CHARLOTTE – The U.S. Attorney’s Office on Wednesday filed a motion seeking the dismissal of the 28 charges remaining against Boggs Paving Inc., the Monroe-based company that has pleaded guilty to conspiring to defraud the federal government on road construction contracts totaling more than $87.6 million.
Earlier this month, prosecutors had requested that the case be left on the docket until Boggs Paving complied with requests for information concerning the case. In its filing, the office indicated those requests had been met.
Boggs’s attorneys, Kenneth D. Bell of McGuireWoods LLP and James D. Galyean of Nexsen Pruet LLC, did not respond to emails seeking comment.
Boggs Paving’s September guilty plea to one count of a 29-count indictment was not part of a plea agreement, so the other 28 charges remained active. As of Friday, U.S. District Judge Max O. Cogburn Jr. had not ruled on the motion, which was filed with the U.S. District Court for the Western District of North Carolina in Charlotte.
Should the charges be dismissed, next comes sentencing and penalties for the company, five of its current and former officials, and John “Styx” Cuthbertson, the owner of Cuthbertson Trucking Co. Inc., who was indicted as well. All have pleaded guilty to either one or two of the charges against them.
A sentencing date had not been set as of Friday, but U.S. Attorney’s Office spokeswoman Lia Bantavani said it would be in 2015.
The possible sentences range from probation for former Boggs Paving employee Arnold Mann, who was the first to plead guilty under an agreement with prosecutors, to up to 20 years for money laundering conspiracy, to which the paving company’s president and co-owner, Carl Andrew “Drew” Boggs III, pleaded guilty. The charges also carry fines ranging from $250,000 to $500,000, and possible penalties equaling the net proceeds the companies received through the fraudulent contracts.
Boggs Paving was indicted in July 2013 on charges of wire and mail fraud; conspiracy to defraud the federal government; money laundering; and money laundering conspiracy.
The charges resulted from a federal investigation into contracts for road projects in North and South Carolina between January 2003 and December 2012 that were partially funded by the U.S. Department of Transportation. Those contracts required that Boggs Paving subcontract a portion of work to a disadvantaged business enterprise.
Boggs Paving claimed DBE credits for subcontracting $3.75 million of the work to minority-owned Cuthbertson Trucking of Wingate. In fact, according to the U.S. Attorney’s Office, Boggs performed the work and paid Cuthbertson $375,432 as a kickback.
Executives at Boggs Paving were accused of setting up bank accounts in Cuthbertson’s name that were controlled by Boggs employees, and of placing magnetic signs on Boggs Paving trucks that bore Cuthbertson’s company name.

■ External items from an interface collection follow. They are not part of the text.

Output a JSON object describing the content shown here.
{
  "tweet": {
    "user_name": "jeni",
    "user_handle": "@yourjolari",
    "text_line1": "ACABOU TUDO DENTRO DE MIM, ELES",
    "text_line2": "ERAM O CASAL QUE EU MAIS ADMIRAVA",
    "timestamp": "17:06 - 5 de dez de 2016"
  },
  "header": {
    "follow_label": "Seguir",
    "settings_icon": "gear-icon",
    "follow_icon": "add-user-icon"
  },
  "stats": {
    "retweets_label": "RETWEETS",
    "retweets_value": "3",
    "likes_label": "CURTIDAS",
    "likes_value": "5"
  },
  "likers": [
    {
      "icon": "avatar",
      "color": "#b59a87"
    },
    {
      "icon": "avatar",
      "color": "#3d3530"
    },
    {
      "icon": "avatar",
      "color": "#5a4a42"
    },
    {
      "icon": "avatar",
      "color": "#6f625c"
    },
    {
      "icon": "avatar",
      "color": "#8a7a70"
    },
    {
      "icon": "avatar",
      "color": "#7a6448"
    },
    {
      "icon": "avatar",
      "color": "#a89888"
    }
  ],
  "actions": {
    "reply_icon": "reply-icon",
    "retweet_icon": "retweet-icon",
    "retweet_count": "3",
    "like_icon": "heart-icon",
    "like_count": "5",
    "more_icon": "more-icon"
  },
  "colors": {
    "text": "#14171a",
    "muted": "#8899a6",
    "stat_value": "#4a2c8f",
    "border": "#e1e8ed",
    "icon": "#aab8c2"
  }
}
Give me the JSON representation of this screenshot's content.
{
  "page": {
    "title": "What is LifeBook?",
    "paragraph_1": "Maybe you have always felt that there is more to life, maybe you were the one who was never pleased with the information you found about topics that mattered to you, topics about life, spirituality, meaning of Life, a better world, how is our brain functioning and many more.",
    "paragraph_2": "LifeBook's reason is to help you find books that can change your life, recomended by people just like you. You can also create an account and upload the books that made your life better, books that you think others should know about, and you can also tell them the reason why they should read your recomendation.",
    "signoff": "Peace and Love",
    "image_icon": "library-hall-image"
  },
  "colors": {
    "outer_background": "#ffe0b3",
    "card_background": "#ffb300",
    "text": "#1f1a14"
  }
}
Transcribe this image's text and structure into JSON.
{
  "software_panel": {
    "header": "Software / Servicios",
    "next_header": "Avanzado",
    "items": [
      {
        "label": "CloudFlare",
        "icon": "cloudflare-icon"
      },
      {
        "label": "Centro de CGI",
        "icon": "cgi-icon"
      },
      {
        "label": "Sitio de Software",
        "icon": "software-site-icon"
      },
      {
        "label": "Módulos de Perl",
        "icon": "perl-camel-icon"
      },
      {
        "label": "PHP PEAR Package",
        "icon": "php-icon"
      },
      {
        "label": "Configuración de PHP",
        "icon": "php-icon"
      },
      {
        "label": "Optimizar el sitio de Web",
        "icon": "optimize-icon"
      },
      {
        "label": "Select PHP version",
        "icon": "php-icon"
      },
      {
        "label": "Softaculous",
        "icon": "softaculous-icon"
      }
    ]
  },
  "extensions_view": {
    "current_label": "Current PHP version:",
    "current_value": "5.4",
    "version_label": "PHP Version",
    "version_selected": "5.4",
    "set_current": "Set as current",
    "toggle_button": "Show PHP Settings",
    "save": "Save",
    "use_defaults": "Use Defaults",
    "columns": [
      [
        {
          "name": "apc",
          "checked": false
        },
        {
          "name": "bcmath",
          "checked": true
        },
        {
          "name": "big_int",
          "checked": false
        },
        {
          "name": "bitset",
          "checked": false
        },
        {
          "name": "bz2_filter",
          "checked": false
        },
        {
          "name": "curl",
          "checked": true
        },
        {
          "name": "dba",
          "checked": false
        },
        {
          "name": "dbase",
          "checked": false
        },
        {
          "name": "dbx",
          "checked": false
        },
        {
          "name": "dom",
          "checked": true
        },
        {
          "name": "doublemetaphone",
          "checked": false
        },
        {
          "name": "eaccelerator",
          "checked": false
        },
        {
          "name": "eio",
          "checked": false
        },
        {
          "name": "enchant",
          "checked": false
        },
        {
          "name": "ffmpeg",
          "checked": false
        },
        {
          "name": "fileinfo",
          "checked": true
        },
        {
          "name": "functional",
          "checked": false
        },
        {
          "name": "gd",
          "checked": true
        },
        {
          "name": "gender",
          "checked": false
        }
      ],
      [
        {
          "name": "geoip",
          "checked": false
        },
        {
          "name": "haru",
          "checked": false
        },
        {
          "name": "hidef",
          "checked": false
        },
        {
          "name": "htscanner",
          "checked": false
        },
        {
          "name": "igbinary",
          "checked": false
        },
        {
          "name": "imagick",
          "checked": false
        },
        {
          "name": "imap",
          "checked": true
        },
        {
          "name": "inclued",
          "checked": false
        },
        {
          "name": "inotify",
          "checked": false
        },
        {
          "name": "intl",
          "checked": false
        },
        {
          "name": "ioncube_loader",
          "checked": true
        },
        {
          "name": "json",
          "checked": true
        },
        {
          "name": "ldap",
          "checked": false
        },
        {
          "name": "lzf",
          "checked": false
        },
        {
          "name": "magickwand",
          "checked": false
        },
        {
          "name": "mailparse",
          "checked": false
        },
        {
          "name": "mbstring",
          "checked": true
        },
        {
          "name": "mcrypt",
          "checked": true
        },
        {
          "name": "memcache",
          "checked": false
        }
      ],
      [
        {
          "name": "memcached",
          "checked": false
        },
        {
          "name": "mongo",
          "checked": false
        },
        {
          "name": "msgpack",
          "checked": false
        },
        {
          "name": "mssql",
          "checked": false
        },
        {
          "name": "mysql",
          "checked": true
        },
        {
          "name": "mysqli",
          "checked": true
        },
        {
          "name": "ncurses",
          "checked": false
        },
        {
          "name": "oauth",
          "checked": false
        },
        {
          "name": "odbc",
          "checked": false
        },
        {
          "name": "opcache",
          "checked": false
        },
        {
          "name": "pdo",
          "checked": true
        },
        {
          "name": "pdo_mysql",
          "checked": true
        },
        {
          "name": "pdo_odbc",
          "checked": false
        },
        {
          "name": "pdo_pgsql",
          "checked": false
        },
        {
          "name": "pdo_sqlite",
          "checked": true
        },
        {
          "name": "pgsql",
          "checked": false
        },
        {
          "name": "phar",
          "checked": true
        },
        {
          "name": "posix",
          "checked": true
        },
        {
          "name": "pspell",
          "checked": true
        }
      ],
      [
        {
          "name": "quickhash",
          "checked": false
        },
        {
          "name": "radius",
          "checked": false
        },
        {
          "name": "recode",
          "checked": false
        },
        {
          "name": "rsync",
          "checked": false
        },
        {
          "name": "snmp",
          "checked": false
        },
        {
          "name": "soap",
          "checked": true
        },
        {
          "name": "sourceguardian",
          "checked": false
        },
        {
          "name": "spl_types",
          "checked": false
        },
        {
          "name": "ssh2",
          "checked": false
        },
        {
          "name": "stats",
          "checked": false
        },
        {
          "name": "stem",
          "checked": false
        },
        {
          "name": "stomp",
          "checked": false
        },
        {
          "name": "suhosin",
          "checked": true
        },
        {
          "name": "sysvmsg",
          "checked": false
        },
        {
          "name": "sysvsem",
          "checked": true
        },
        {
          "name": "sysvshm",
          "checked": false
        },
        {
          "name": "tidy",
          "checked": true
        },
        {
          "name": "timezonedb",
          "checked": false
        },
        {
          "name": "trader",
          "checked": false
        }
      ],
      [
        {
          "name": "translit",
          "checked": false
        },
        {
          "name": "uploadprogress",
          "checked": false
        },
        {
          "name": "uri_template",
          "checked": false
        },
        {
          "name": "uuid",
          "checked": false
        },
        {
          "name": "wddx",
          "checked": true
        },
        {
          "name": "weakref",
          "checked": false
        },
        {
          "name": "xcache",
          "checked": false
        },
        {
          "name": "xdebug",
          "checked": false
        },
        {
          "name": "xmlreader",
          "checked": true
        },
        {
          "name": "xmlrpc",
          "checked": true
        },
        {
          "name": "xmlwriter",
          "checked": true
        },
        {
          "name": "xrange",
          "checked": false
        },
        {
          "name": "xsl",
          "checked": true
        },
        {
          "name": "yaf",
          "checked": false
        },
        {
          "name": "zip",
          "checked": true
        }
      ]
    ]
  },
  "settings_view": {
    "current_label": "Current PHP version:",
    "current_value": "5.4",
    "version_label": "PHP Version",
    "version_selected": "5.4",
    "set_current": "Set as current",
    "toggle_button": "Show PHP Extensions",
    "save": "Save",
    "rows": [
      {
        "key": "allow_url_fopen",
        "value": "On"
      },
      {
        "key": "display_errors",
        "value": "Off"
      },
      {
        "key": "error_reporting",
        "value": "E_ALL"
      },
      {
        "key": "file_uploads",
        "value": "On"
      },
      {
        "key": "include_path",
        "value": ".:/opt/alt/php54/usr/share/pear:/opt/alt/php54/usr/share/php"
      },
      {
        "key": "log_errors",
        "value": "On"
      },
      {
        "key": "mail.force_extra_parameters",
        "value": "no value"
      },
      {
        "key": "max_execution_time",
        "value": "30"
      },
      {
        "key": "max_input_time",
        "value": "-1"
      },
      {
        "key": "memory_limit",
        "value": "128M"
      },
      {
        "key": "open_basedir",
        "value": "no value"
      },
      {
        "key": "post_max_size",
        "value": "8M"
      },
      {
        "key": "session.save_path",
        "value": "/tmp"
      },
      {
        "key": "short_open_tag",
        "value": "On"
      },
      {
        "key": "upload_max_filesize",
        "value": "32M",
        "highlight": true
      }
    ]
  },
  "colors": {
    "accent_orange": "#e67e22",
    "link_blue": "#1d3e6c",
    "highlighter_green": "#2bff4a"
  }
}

In the original indictment, Boggs Paving, four company executives, Cuthbertson Trucking and Styx Cuthbertson were charged with 29 counts. In October 2013, a superseding indictment added Mann and an additional charge against Cuthbertson of making a false statement to a bank.
Sentencing and penalties will be decided for: